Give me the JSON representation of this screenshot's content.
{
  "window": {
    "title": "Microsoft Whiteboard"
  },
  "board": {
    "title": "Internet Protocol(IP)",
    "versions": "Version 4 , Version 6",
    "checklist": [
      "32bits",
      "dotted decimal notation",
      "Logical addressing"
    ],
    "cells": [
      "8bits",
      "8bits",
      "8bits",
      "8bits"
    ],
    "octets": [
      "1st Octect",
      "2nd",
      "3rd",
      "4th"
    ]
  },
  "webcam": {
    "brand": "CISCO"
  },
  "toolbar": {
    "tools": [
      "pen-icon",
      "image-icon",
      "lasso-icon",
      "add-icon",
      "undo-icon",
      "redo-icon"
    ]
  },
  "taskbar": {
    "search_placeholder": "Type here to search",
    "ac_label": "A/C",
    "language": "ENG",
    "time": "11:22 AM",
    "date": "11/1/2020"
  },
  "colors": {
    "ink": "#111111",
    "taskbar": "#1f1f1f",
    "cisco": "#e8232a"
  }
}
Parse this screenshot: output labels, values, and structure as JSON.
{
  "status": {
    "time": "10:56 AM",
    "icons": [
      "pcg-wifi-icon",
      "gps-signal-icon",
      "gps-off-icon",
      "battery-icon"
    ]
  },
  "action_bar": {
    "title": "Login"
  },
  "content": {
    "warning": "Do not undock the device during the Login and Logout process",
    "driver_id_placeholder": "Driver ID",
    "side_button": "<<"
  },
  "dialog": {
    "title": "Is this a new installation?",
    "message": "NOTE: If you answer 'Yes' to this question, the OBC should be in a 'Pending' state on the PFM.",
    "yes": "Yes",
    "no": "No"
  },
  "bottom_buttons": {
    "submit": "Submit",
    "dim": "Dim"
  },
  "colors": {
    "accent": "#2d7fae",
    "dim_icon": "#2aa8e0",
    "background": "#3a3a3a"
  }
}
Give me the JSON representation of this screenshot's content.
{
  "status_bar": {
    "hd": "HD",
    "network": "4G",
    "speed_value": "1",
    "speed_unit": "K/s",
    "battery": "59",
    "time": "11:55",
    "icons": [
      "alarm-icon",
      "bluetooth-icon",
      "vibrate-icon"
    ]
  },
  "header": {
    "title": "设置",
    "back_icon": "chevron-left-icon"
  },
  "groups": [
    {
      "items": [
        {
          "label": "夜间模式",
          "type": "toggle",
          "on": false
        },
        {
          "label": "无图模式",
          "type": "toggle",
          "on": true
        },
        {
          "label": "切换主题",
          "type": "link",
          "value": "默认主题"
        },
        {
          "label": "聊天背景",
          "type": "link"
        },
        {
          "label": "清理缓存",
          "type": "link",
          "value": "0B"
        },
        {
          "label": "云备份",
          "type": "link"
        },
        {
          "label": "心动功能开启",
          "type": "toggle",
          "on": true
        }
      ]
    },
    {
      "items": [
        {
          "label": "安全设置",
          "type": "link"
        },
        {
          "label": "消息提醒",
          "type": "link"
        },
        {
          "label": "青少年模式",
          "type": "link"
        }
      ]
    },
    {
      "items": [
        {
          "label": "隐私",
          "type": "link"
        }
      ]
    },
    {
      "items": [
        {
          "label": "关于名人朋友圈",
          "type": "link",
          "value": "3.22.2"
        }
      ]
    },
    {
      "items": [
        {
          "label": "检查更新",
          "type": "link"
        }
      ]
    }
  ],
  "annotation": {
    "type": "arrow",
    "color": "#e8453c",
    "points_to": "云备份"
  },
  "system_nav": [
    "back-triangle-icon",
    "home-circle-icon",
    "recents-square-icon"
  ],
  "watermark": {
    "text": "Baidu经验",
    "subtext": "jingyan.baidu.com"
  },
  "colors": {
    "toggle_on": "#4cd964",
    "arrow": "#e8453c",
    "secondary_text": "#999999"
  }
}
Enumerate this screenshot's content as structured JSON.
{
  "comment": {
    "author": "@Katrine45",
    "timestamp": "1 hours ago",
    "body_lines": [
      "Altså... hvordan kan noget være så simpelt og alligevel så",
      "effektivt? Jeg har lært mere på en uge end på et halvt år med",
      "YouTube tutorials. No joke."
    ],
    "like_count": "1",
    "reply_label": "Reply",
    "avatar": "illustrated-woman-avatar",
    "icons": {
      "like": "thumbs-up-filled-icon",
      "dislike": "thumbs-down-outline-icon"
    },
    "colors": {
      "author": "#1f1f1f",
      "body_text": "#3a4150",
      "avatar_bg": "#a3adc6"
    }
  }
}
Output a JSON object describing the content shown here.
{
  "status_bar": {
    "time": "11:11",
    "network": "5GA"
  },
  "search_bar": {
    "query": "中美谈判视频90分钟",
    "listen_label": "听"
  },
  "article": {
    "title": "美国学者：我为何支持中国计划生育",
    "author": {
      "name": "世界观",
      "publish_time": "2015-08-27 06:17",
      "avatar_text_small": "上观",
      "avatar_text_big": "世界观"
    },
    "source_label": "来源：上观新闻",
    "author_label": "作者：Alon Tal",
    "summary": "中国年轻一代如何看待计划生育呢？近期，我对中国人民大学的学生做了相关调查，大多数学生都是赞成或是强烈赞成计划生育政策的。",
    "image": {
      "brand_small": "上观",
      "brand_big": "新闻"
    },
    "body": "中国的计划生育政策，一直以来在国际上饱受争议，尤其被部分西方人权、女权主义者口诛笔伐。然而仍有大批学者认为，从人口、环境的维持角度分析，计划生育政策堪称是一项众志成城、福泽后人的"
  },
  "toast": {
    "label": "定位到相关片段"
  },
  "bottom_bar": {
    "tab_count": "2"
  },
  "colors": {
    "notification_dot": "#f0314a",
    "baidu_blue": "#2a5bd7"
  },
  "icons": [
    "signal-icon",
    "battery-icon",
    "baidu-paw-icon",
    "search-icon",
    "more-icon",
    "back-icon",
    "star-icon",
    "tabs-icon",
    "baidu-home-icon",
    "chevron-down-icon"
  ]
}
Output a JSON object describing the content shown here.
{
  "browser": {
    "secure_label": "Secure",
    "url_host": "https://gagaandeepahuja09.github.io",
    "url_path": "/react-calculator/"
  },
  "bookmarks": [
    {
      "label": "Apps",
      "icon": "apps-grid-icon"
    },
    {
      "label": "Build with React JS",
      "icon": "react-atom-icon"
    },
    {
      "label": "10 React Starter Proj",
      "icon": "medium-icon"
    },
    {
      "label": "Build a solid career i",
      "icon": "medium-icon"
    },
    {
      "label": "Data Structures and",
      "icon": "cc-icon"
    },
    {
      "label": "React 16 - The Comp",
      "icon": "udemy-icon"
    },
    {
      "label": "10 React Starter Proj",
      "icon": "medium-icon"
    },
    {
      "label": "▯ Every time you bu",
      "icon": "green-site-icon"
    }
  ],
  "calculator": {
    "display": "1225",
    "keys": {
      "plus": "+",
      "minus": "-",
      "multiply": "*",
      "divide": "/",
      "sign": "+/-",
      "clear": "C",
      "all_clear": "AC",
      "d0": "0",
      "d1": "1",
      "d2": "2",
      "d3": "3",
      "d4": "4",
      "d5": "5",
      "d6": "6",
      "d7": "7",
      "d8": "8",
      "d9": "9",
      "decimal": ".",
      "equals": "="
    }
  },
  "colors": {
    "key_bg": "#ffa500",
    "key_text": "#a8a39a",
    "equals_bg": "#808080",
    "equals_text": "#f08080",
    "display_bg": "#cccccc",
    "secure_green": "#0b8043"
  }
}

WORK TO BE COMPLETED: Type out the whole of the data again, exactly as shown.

SOLUTION TO THIS EXERCISE:
Give me the JSON representation of this screenshot's content.
{
  "window": {
    "title": "Microsoft Whiteboard"
  },
  "board": {
    "title": "Internet Protocol(IP)",
    "versions": "Version 4 , Version 6",
    "checklist": [
      "32bits",
      "dotted decimal notation",
      "Logical addressing"
    ],
    "cells": [
      "8bits",
      "8bits",
      "8bits",
      "8bits"
    ],
    "octets": [
      "1st Octect",
      "2nd",
      "3rd",
      "4th"
    ]
  },
  "webcam": {
    "brand": "CISCO"
  },
  "toolbar": {
    "tools": [
      "pen-icon",
      "image-icon",
      "lasso-icon",
      "add-icon",
      "undo-icon",
      "redo-icon"
    ]
  },
  "taskbar": {
    "search_placeholder": "Type here to search",
    "ac_label": "A/C",
    "language": "ENG",
    "time": "11:22 AM",
    "date": "11/1/2020"
  },
  "colors": {
    "ink": "#111111",
    "taskbar": "#1f1f1f",
    "cisco": "#e8232a"
  }
}
Parse this screenshot: output labels, values, and structure as JSON.
{
  "status": {
    "time": "10:56 AM",
    "icons": [
      "pcg-wifi-icon",
      "gps-signal-icon",
      "gps-off-icon",
      "battery-icon"
    ]
  },
  "action_bar": {
    "title": "Login"
  },
  "content": {
    "warning": "Do not undock the device during the Login and Logout process",
    "driver_id_placeholder": "Driver ID",
    "side_button": "<<"
  },
  "dialog": {
    "title": "Is this a new installation?",
    "message": "NOTE: If you answer 'Yes' to this question, the OBC should be in a 'Pending' state on the PFM.",
    "yes": "Yes",
    "no": "No"
  },
  "bottom_buttons": {
    "submit": "Submit",
    "dim": "Dim"
  },
  "colors": {
    "accent": "#2d7fae",
    "dim_icon": "#2aa8e0",
    "background": "#3a3a3a"
  }
}
Give me the JSON representation of this screenshot's content.
{
  "status_bar": {
    "hd": "HD",
    "network": "4G",
    "speed_value": "1",
    "speed_unit": "K/s",
    "battery": "59",
    "time": "11:55",
    "icons": [
      "alarm-icon",
      "bluetooth-icon",
      "vibrate-icon"
    ]
  },
  "header": {
    "title": "设置",
    "back_icon": "chevron-left-icon"
  },
  "groups": [
    {
      "items": [
        {
          "label": "夜间模式",
          "type": "toggle",
          "on": false
        },
        {
          "label": "无图模式",
          "type": "toggle",
          "on": true
        },
        {
          "label": "切换主题",
          "type": "link",
          "value": "默认主题"
        },
        {
          "label": "聊天背景",
          "type": "link"
        },
        {
          "label": "清理缓存",
          "type": "link",
          "value": "0B"
        },
        {
          "label": "云备份",
          "type": "link"
        },
        {
          "label": "心动功能开启",
          "type": "toggle",
          "on": true
        }
      ]
    },
    {
      "items": [
        {
          "label": "安全设置",
          "type": "link"
        },
        {
          "label": "消息提醒",
          "type": "link"
        },
        {
          "label": "青少年模式",
          "type": "link"
        }
      ]
    },
    {
      "items": [
        {
          "label": "隐私",
          "type": "link"
        }
      ]
    },
    {
      "items": [
        {
          "label": "关于名人朋友圈",
          "type": "link",
          "value": "3.22.2"
        }
      ]
    },
    {
      "items": [
        {
          "label": "检查更新",
          "type": "link"
        }
      ]
    }
  ],
  "annotation": {
    "type": "arrow",
    "color": "#e8453c",
    "points_to": "云备份"
  },
  "system_nav": [
    "back-triangle-icon",
    "home-circle-icon",
    "recents-square-icon"
  ],
  "watermark": {
    "text": "Baidu经验",
    "subtext": "jingyan.baidu.com"
  },
  "colors": {
    "toggle_on": "#4cd964",
    "arrow": "#e8453c",
    "secondary_text": "#999999"
  }
}
Enumerate this screenshot's content as structured JSON.
{
  "comment": {
    "author": "@Katrine45",
    "timestamp": "1 hours ago",
    "body_lines": [
      "Altså... hvordan kan noget være så simpelt og alligevel så",
      "effektivt? Jeg har lært mere på en uge end på et halvt år med",
      "YouTube tutorials. No joke."
    ],
    "like_count": "1",
    "reply_label": "Reply",
    "avatar": "illustrated-woman-avatar",
    "icons": {
      "like": "thumbs-up-filled-icon",
      "dislike": "thumbs-down-outline-icon"
    },
    "colors": {
      "author": "#1f1f1f",
      "body_text": "#3a4150",
      "avatar_bg": "#a3adc6"
    }
  }
}
Output a JSON object describing the content shown here.
{
  "status_bar": {
    "time": "11:11",
    "network": "5GA"
  },
  "search_bar": {
    "query": "中美谈判视频90分钟",
    "listen_label": "听"
  },
  "article": {
    "title": "美国学者：我为何支持中国计划生育",
    "author": {
      "name": "世界观",
      "publish_time": "2015-08-27 06:17",
      "avatar_text_small": "上观",
      "avatar_text_big": "世界观"
    },
    "source_label": "来源：上观新闻",
    "author_label": "作者：Alon Tal",
    "summary": "中国年轻一代如何看待计划生育呢？近期，我对中国人民大学的学生做了相关调查，大多数学生都是赞成或是强烈赞成计划生育政策的。",
    "image": {
      "brand_small": "上观",
      "brand_big": "新闻"
    },
    "body": "中国的计划生育政策，一直以来在国际上饱受争议，尤其被部分西方人权、女权主义者口诛笔伐。然而仍有大批学者认为，从人口、环境的维持角度分析，计划生育政策堪称是一项众志成城、福泽后人的"
  },
  "toast": {
    "label": "定位到相关片段"
  },
  "bottom_bar": {
    "tab_count": "2"
  },
  "colors": {
    "notification_dot": "#f0314a",
    "baidu_blue": "#2a5bd7"
  },
  "icons": [
    "signal-icon",
    "battery-icon",
    "baidu-paw-icon",
    "search-icon",
    "more-icon",
    "back-icon",
    "star-icon",
    "tabs-icon",
    "baidu-home-icon",
    "chevron-down-icon"
  ]
}
Output a JSON object describing the content shown here.
{
  "browser": {
    "secure_label": "Secure",
    "url_host": "https://gagaandeepahuja09.github.io",
    "url_path": "/react-calculator/"
  },
  "bookmarks": [
    {
      "label": "Apps",
      "icon": "apps-grid-icon"
    },
    {
      "label": "Build with React JS",
      "icon": "react-atom-icon"
    },
    {
      "label": "10 React Starter Proj",
      "icon": "medium-icon"
    },
    {
      "label": "Build a solid career i",
      "icon": "medium-icon"
    },
    {
      "label": "Data Structures and",
      "icon": "cc-icon"
    },
    {
      "label": "React 16 - The Comp",
      "icon": "udemy-icon"
    },
    {
      "label": "10 React Starter Proj",
      "icon": "medium-icon"
    },
    {
      "label": "▯ Every time you bu",
      "icon": "green-site-icon"
    }
  ],
  "calculator": {
    "display": "1225",
    "keys": {
      "plus": "+",
      "minus": "-",
      "multiply": "*",
      "divide": "/",
      "sign": "+/-",
      "clear": "C",
      "all_clear": "AC",
      "d0": "0",
      "d1": "1",
      "d2": "2",
      "d3": "3",
      "d4": "4",
      "d5": "5",
      "d6": "6",
      "d7": "7",
      "d8": "8",
      "d9": "9",
      "decimal": ".",
      "equals": "="
    }
  },
  "colors": {
    "key_bg": "#ffa500",
    "key_text": "#a8a39a",
    "equals_bg": "#808080",
    "equals_text": "#f08080",
    "display_bg": "#cccccc",
    "secure_green": "#0b8043"
  }
}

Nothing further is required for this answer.